Stored records
┄┄┄┄┄┄┄┄┄┄┄┄┄┄┄┄┄┄┄┄

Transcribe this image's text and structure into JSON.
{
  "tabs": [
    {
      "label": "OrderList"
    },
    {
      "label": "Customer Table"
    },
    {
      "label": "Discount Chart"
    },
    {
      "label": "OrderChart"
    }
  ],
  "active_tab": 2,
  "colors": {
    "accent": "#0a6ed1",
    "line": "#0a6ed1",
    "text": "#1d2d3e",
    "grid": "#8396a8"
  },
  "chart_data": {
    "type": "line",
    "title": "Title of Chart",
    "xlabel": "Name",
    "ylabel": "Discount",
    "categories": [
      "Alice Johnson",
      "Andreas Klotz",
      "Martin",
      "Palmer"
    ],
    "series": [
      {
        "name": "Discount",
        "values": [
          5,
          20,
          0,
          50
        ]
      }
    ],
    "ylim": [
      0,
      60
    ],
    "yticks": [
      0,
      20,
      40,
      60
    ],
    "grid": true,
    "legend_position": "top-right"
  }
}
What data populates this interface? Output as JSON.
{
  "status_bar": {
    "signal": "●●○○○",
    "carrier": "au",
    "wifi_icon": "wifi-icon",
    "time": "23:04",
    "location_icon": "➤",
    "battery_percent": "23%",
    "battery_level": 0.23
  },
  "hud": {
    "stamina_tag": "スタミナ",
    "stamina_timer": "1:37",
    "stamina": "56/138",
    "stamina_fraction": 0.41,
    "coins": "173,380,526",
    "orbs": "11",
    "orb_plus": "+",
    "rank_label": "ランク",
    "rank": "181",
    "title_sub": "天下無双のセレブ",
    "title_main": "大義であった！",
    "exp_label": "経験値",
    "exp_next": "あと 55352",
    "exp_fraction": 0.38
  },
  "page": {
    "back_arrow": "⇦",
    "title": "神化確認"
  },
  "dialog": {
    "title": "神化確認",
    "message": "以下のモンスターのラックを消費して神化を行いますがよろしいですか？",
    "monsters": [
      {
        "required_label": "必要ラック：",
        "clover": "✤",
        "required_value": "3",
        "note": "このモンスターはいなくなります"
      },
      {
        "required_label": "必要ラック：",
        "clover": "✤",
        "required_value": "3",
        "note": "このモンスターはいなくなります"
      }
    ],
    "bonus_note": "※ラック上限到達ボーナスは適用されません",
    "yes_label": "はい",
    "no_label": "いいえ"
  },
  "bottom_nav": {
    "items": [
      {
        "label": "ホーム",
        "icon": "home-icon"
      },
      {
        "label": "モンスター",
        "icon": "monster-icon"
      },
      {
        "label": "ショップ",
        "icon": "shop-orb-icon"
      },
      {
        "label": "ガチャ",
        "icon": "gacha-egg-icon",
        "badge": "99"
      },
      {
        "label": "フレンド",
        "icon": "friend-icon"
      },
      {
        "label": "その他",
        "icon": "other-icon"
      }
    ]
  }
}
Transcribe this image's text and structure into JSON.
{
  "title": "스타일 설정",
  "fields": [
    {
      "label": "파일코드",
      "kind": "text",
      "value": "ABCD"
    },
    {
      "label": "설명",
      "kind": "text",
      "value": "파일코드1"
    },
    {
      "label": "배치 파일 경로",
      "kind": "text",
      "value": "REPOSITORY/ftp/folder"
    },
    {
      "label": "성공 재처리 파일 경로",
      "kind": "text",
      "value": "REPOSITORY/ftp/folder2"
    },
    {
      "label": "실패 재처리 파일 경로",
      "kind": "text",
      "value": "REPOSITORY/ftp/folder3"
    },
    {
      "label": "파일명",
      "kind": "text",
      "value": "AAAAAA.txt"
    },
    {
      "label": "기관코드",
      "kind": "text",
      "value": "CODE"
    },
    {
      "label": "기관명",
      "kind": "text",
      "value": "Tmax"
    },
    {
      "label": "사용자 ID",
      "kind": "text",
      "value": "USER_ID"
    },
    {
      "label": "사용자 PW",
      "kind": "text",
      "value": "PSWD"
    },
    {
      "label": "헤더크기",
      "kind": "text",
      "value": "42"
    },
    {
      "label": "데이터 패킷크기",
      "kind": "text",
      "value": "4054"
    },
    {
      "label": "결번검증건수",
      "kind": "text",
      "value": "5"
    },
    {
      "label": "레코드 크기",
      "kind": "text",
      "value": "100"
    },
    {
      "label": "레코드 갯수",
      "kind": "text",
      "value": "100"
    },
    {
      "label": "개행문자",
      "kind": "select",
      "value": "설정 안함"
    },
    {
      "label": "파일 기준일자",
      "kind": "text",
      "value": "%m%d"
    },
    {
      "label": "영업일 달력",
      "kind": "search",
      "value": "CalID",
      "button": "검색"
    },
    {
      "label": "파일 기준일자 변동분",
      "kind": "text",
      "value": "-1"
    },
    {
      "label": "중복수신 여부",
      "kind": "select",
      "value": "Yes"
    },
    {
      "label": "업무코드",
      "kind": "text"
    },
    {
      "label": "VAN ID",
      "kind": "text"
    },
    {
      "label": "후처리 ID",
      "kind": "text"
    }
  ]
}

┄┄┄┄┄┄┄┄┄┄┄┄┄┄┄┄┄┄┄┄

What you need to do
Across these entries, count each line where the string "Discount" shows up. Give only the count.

Problem solution
3